Smartphone penetration in Australia is expected to reach 54 percent by end of this year, and more people are also using their mobile devices, rather than laptops and desktop computers, as basic tools to get connected. We’re also seeing a rise in usage of mobile payments in recent years. Even charity acts are facing this shift from crowdfunding (think SocialProject.PH) to micro-donations via mobile devices.
Shout For Good saw the gap in the market for an app to assist charities and for use at events, and hence launched its service as a micro-donation platform to fundraise for organizations. On top of monetary contributions, it also allows users to donate items often taken for granted, such as a cup of coffee, water, or even movie tickets, all for various causes.
After downloading the app and filling out personal details users can then start donating to causes of their choice – anytime, anywhere. The registration process seems to a little longer than that of other apps, but not without good reason – co-founder Jane Martino told Tech in Asia that during its testing phase, users raised concerns over using Facebook or Twitter sign-up mechanisms along with entering payment details. And according to eMarketer, out of 10 smartphone and tablet users, four are either extremely or very concerned about their sensitive information being stolen. It will be also adding in PayPal to better streamline the entire process.
Six weeks into its launch, Shout For Good already has 60,000 downloads, with the majority of users between ages 25 to 40 years old. It has been gaining user traction out of Australia, as its system is able to take in donations from the United States, United Kingdom, and New Zealand. It currently has over 50 causes with approximately 20 finalizing details.
Shout For Good will also be looking for partners and staff in other regions in the upcoming six to 12 months, on top of gathering community groups, such as schools and sporting clubs onto the app.
Jane also tells us that the 6.5 percent administrative fee collected is included in the donation itself. She also shares the inspiration and vision behind Shout:
The idea stemmed from [co-founder] Matt Martino’s direct work with Melbourne-based charity Lighthouse Foundation that, although the organization works with homeless youth, has very few youthful donors! It has similar challenges to many not-for-profits – the world’s new breed of donors aged 18 to 40 year olds want to donate in a different way, be given choice and donate on the run or when prompted by a particular event or activity.

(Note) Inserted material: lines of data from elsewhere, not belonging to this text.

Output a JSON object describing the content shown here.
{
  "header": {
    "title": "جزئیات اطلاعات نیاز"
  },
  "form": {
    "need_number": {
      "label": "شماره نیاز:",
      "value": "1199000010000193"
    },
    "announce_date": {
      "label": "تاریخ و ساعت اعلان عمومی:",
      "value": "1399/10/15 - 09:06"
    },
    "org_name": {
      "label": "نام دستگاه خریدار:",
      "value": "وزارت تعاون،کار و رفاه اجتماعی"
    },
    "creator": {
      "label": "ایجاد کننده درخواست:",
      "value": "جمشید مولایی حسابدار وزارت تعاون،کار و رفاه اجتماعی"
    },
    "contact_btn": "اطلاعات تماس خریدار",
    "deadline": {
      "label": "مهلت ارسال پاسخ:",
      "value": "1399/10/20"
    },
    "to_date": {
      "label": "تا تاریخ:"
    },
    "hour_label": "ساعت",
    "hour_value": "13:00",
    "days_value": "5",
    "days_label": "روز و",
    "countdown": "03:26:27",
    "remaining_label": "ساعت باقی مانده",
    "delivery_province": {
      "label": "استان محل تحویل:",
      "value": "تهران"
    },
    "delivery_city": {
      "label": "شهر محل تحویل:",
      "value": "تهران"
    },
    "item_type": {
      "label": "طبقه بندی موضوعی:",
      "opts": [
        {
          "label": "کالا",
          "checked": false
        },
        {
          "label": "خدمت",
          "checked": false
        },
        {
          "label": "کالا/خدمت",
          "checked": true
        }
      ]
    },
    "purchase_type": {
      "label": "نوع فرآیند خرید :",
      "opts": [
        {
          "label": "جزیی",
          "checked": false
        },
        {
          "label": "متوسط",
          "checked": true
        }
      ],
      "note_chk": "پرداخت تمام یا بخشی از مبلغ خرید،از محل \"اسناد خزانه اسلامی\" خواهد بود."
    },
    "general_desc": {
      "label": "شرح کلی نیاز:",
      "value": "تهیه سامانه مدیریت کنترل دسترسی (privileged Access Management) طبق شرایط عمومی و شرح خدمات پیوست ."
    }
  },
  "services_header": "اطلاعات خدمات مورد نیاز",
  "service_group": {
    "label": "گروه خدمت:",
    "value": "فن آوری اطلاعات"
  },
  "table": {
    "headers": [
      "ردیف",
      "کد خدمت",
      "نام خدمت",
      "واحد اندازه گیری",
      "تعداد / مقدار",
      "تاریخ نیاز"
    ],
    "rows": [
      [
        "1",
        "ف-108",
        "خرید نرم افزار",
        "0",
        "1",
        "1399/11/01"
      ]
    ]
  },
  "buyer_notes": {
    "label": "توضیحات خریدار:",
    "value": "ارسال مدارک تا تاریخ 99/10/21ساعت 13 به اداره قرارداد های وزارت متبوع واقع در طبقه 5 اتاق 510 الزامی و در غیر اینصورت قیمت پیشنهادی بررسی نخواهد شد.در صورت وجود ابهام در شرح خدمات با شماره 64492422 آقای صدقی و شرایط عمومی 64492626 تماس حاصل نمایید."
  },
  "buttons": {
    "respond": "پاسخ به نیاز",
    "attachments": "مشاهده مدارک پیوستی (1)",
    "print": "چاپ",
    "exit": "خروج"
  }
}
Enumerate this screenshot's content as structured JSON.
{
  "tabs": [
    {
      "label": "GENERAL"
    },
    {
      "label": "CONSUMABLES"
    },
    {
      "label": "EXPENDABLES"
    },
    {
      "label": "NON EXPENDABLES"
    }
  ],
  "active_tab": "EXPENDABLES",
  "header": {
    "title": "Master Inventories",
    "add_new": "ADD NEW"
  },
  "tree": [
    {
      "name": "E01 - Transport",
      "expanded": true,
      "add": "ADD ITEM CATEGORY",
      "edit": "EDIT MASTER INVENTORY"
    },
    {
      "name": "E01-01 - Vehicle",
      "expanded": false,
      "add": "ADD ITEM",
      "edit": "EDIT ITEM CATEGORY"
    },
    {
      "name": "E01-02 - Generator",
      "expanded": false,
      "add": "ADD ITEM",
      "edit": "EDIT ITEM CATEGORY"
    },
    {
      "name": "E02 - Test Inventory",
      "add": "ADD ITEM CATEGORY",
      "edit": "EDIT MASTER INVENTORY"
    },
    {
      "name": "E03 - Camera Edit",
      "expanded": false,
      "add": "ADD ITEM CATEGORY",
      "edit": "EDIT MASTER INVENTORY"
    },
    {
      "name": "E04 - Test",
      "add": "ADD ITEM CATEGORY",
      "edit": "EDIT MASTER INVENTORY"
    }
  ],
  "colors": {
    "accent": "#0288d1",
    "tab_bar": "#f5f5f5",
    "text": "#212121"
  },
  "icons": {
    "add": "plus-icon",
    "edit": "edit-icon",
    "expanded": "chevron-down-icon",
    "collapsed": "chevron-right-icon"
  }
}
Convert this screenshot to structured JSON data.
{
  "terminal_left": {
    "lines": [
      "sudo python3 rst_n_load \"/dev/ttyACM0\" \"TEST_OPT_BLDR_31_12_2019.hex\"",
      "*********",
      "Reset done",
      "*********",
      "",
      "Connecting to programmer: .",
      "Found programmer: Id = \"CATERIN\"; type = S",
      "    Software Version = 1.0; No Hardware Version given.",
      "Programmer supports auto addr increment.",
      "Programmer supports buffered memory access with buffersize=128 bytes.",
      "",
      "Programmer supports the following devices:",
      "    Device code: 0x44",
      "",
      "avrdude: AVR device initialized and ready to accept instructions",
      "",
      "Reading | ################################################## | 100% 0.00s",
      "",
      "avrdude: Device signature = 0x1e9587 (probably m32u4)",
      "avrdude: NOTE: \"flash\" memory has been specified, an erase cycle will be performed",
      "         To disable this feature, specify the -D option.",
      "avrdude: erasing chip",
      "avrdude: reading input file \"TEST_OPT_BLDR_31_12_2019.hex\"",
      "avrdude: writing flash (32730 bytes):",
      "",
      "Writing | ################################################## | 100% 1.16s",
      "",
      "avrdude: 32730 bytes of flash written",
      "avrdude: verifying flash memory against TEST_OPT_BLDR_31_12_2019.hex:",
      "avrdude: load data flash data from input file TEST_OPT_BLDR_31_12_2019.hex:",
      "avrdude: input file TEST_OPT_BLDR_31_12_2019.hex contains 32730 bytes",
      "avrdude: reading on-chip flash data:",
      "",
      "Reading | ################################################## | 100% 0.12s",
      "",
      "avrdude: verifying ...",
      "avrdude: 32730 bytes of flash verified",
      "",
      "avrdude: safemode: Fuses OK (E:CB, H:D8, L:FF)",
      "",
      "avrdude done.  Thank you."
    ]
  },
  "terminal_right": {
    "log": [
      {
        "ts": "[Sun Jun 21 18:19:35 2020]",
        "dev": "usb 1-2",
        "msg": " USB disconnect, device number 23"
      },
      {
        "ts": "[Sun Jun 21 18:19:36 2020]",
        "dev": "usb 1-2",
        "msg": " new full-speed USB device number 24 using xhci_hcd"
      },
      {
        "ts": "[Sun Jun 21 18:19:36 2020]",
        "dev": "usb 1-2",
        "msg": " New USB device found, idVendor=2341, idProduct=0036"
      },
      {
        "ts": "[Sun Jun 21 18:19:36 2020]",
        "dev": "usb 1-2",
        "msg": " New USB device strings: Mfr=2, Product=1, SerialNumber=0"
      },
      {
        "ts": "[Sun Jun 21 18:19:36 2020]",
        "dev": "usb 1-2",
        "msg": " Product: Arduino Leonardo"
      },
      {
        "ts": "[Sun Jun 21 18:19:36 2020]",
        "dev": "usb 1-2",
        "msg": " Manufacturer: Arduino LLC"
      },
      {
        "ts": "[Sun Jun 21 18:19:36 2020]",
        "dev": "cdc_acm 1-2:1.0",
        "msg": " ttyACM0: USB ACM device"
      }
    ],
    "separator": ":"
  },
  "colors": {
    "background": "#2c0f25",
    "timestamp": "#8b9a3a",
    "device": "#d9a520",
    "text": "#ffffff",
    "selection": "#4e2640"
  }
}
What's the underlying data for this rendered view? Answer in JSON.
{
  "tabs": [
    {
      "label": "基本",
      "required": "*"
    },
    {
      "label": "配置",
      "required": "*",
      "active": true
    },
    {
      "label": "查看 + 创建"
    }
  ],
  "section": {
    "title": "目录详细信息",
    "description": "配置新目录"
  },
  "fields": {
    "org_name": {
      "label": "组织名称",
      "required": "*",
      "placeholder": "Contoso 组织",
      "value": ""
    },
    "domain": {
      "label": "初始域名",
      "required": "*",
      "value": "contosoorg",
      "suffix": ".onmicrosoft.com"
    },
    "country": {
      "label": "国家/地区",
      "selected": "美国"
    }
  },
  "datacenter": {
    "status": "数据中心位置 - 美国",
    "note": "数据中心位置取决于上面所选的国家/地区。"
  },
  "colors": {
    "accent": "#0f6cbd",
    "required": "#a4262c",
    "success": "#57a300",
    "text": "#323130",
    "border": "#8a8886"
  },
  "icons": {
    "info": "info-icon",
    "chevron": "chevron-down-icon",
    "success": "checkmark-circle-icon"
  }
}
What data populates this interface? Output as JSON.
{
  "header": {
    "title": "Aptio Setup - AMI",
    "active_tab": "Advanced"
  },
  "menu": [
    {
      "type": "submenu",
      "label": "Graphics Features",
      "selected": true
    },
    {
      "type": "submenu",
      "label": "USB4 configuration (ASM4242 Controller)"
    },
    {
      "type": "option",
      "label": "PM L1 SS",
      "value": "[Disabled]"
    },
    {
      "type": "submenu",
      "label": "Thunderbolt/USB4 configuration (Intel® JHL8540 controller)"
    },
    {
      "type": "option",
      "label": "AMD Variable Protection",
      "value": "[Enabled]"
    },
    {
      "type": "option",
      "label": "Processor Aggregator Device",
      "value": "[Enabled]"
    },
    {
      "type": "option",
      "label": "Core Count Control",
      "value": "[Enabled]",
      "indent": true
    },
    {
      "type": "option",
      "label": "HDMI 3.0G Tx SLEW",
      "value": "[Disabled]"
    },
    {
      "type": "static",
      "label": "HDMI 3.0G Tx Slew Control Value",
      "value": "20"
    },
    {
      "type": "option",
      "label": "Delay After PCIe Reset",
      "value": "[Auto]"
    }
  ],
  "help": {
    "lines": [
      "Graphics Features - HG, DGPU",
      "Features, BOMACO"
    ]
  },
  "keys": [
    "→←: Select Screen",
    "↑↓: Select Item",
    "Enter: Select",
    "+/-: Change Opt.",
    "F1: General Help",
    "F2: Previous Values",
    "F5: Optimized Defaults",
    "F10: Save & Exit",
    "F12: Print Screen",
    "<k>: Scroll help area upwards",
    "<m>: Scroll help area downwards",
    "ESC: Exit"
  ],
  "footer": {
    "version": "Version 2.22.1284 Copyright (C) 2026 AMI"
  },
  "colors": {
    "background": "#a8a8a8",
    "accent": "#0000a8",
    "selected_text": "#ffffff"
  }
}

Jane says to ‘Shout’ someone is a very Australian term that represents helping out a mate or paying for a friend’s drink or coffee. The team extends that generous idea to helping great causes. Over time, they hope to demonstrate that a large number of people giving small amounts more often can result in something meaningful.